_Activity_: Each line of the records below needs repeating exactly. Skip the pictures.

Page and application data records:
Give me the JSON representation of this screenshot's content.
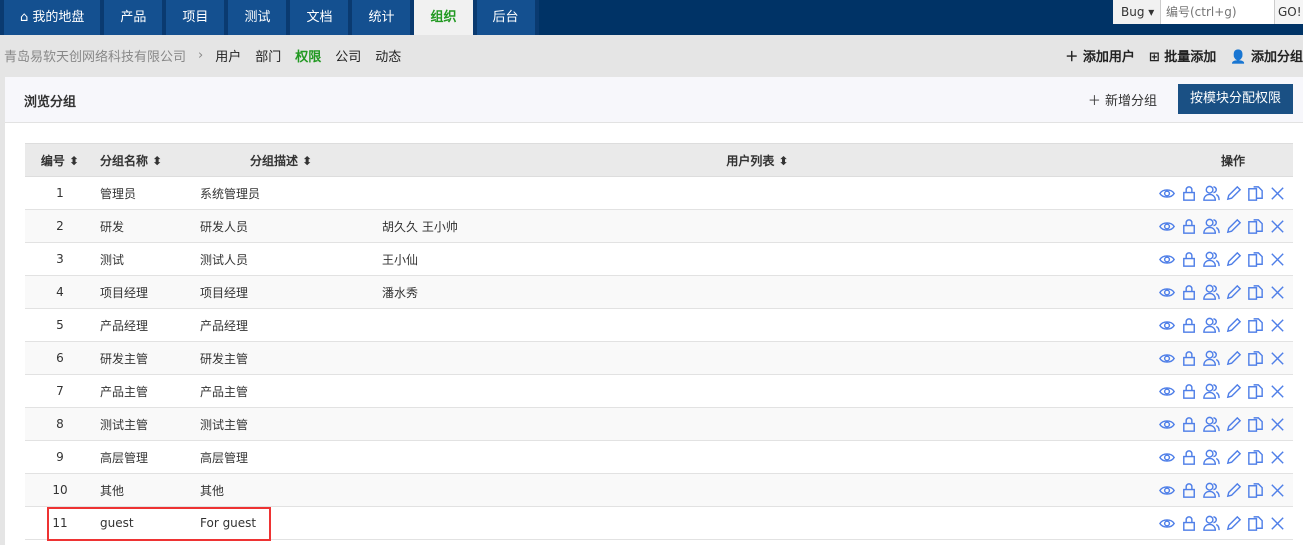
{
  "nav": [
    "我的地盘",
    "产品",
    "项目",
    "测试",
    "文档",
    "统计",
    "组织",
    "后台"
  ],
  "nav_active": 6,
  "search": {
    "type": "Bug",
    "placeholder": "编号(ctrl+g)",
    "go": "GO!"
  },
  "breadcrumb": {
    "company": "青岛易软天创网络科技有限公司",
    "sep": "›",
    "subnav": [
      "用户",
      "部门",
      "权限",
      "公司",
      "动态"
    ],
    "active": 2
  },
  "actions": [
    "添加用户",
    "批量添加",
    "添加分组"
  ],
  "panel": {
    "title": "浏览分组",
    "new_group": "新增分组",
    "assign_btn": "按模块分配权限"
  },
  "table": {
    "headers": [
      "编号 ⬍",
      "分组名称 ⬍",
      "分组描述 ⬍",
      "用户列表 ⬍",
      "操作"
    ],
    "rows": [
      [
        "1",
        "管理员",
        "系统管理员",
        ""
      ],
      [
        "2",
        "研发",
        "研发人员",
        "胡久久 王小帅"
      ],
      [
        "3",
        "测试",
        "测试人员",
        "王小仙"
      ],
      [
        "4",
        "项目经理",
        "项目经理",
        "潘水秀"
      ],
      [
        "5",
        "产品经理",
        "产品经理",
        ""
      ],
      [
        "6",
        "研发主管",
        "研发主管",
        ""
      ],
      [
        "7",
        "产品主管",
        "产品主管",
        ""
      ],
      [
        "8",
        "测试主管",
        "测试主管",
        ""
      ],
      [
        "9",
        "高层管理",
        "高层管理",
        ""
      ],
      [
        "10",
        "其他",
        "其他",
        ""
      ],
      [
        "11",
        "guest",
        "For guest",
        ""
      ]
    ]
  }
}
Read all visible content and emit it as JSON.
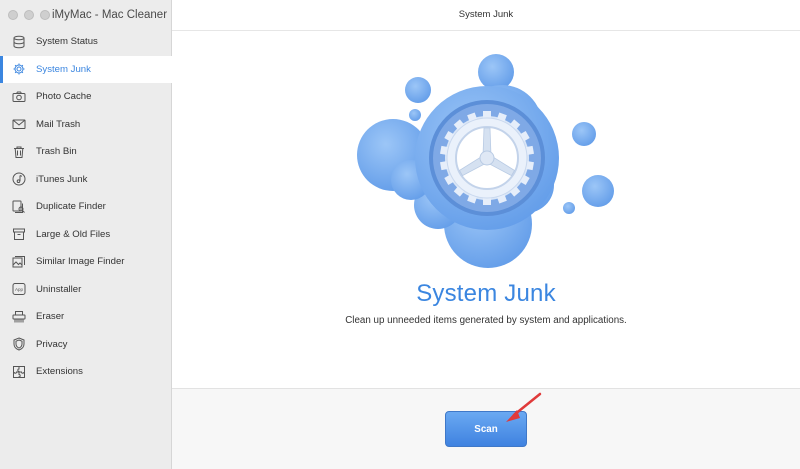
{
  "app": {
    "title": "iMyMac - Mac Cleaner"
  },
  "sidebar": {
    "items": [
      {
        "label": "System Status",
        "icon": "database-icon",
        "active": false
      },
      {
        "label": "System Junk",
        "icon": "gear-icon",
        "active": true
      },
      {
        "label": "Photo Cache",
        "icon": "camera-icon",
        "active": false
      },
      {
        "label": "Mail Trash",
        "icon": "mail-icon",
        "active": false
      },
      {
        "label": "Trash Bin",
        "icon": "trash-icon",
        "active": false
      },
      {
        "label": "iTunes Junk",
        "icon": "music-note-icon",
        "active": false
      },
      {
        "label": "Duplicate Finder",
        "icon": "duplicate-search-icon",
        "active": false
      },
      {
        "label": "Large & Old Files",
        "icon": "archive-box-icon",
        "active": false
      },
      {
        "label": "Similar Image Finder",
        "icon": "image-stack-icon",
        "active": false
      },
      {
        "label": "Uninstaller",
        "icon": "app-icon",
        "active": false
      },
      {
        "label": "Eraser",
        "icon": "shredder-icon",
        "active": false
      },
      {
        "label": "Privacy",
        "icon": "shield-icon",
        "active": false
      },
      {
        "label": "Extensions",
        "icon": "puzzle-icon",
        "active": false
      }
    ]
  },
  "main": {
    "window_title": "System Junk",
    "heading": "System Junk",
    "description": "Clean up unneeded items generated by system and applications.",
    "scan_label": "Scan"
  },
  "colors": {
    "accent": "#3b86e0",
    "bubble": "#7eb0ef",
    "sidebar_bg": "#ececec",
    "arrow": "#e03a3a"
  }
}
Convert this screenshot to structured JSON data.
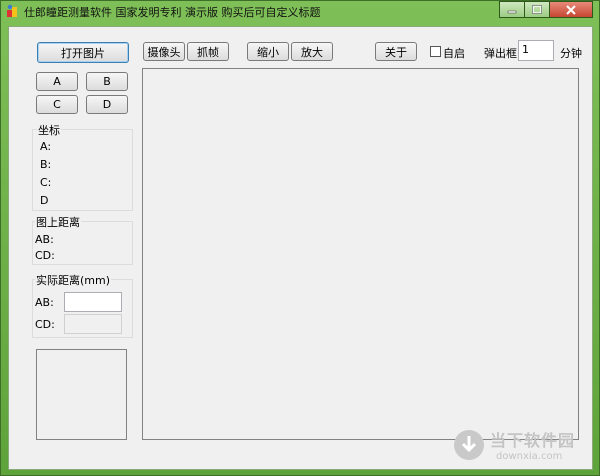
{
  "window": {
    "title": "仕郎瞳距测量软件 国家发明专利 演示版 购买后可自定义标题"
  },
  "buttons": {
    "open_image": "打开图片",
    "a": "A",
    "b": "B",
    "c": "C",
    "d": "D",
    "camera": "摄像头",
    "capture": "抓帧",
    "zoom_out": "缩小",
    "zoom_in": "放大",
    "about": "关于"
  },
  "toolbar": {
    "autostart_label": "自启",
    "popup_label": "弹出框",
    "popup_value": "1",
    "minutes_label": "分钟"
  },
  "coords": {
    "title": "坐标",
    "a": "A:",
    "b": "B:",
    "c": "C:",
    "d": "D"
  },
  "image_distance": {
    "title": "图上距离",
    "ab": "AB:",
    "cd": "CD:"
  },
  "real_distance": {
    "title": "实际距离(mm)",
    "ab": "AB:",
    "cd": "CD:",
    "ab_value": "",
    "cd_value": ""
  },
  "watermark": {
    "name": "当下软件园",
    "url": "downxia.com"
  }
}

_Task answer_:
Give me the JSON representation of this screenshot's content.
{
  "nav": [
    "我的地盘",
    "产品",
    "项目",
    "测试",
    "文档",
    "统计",
    "组织",
    "后台"
  ],
  "nav_active": 6,
  "search": {
    "type": "Bug",
    "placeholder": "编号(ctrl+g)",
    "go": "GO!"
  },
  "breadcrumb": {
    "company": "青岛易软天创网络科技有限公司",
    "sep": "›",
    "subnav": [
      "用户",
      "部门",
      "权限",
      "公司",
      "动态"
    ],
    "active": 2
  },
  "actions": [
    "添加用户",
    "批量添加",
    "添加分组"
  ],
  "panel": {
    "title": "浏览分组",
    "new_group": "新增分组",
    "assign_btn": "按模块分配权限"
  },
  "table": {
    "headers": [
      "编号 ⬍",
      "分组名称 ⬍",
      "分组描述 ⬍",
      "用户列表 ⬍",
      "操作"
    ],
    "rows": [
      [
        "1",
        "管理员",
        "系统管理员",
        ""
      ],
      [
        "2",
        "研发",
        "研发人员",
        "胡久久 王小帅"
      ],
      [
        "3",
        "测试",
        "测试人员",
        "王小仙"
      ],
      [
        "4",
        "项目经理",
        "项目经理",
        "潘水秀"
      ],
      [
        "5",
        "产品经理",
        "产品经理",
        ""
      ],
      [
        "6",
        "研发主管",
        "研发主管",
        ""
      ],
      [
        "7",
        "产品主管",
        "产品主管",
        ""
      ],
      [
        "8",
        "测试主管",
        "测试主管",
        ""
      ],
      [
        "9",
        "高层管理",
        "高层管理",
        ""
      ],
      [
        "10",
        "其他",
        "其他",
        ""
      ],
      [
        "11",
        "guest",
        "For guest",
        ""
      ]
    ]
  }
}
Read all visible content and emit it as JSON.
{
  "app": {
    "title": "iMyMac - Mac Cleaner"
  },
  "sidebar": {
    "items": [
      {
        "label": "System Status",
        "icon": "database-icon",
        "active": false
      },
      {
        "label": "System Junk",
        "icon": "gear-icon",
        "active": true
      },
      {
        "label": "Photo Cache",
        "icon": "camera-icon",
        "active": false
      },
      {
        "label": "Mail Trash",
        "icon": "mail-icon",
        "active": false
      },
      {
        "label": "Trash Bin",
        "icon": "trash-icon",
        "active": false
      },
      {
        "label": "iTunes Junk",
        "icon": "music-note-icon",
        "active": false
      },
      {
        "label": "Duplicate Finder",
        "icon": "duplicate-search-icon",
        "active": false
      },
      {
        "label": "Large & Old Files",
        "icon": "archive-box-icon",
        "active": false
      },
      {
        "label": "Similar Image Finder",
        "icon": "image-stack-icon",
        "active": false
      },
      {
        "label": "Uninstaller",
        "icon": "app-icon",
        "active": false
      },
      {
        "label": "Eraser",
        "icon": "shredder-icon",
        "active": false
      },
      {
        "label": "Privacy",
        "icon": "shield-icon",
        "active": false
      },
      {
        "label": "Extensions",
        "icon": "puzzle-icon",
        "active": false
      }
    ]
  },
  "main": {
    "window_title": "System Junk",
    "heading": "System Junk",
    "description": "Clean up unneeded items generated by system and applications.",
    "scan_label": "Scan"
  },
  "colors": {
    "accent": "#3b86e0",
    "bubble": "#7eb0ef",
    "sidebar_bg": "#ececec",
    "arrow": "#e03a3a"
  }
}
Convert this screenshot to structured JSON data.
{
  "window": {
    "title": "仕郎瞳距测量软件 国家发明专利 演示版 购买后可自定义标题"
  },
  "buttons": {
    "open_image": "打开图片",
    "a": "A",
    "b": "B",
    "c": "C",
    "d": "D",
    "camera": "摄像头",
    "capture": "抓帧",
    "zoom_out": "缩小",
    "zoom_in": "放大",
    "about": "关于"
  },
  "toolbar": {
    "autostart_label": "自启",
    "popup_label": "弹出框",
    "popup_value": "1",
    "minutes_label": "分钟"
  },
  "coords": {
    "title": "坐标",
    "a": "A:",
    "b": "B:",
    "c": "C:",
    "d": "D"
  },
  "image_distance": {
    "title": "图上距离",
    "ab": "AB:",
    "cd": "CD:"
  },
  "real_distance": {
    "title": "实际距离(mm)",
    "ab": "AB:",
    "cd": "CD:",
    "ab_value": "",
    "cd_value": ""
  },
  "watermark": {
    "name": "当下软件园",
    "url": "downxia.com"
  }
}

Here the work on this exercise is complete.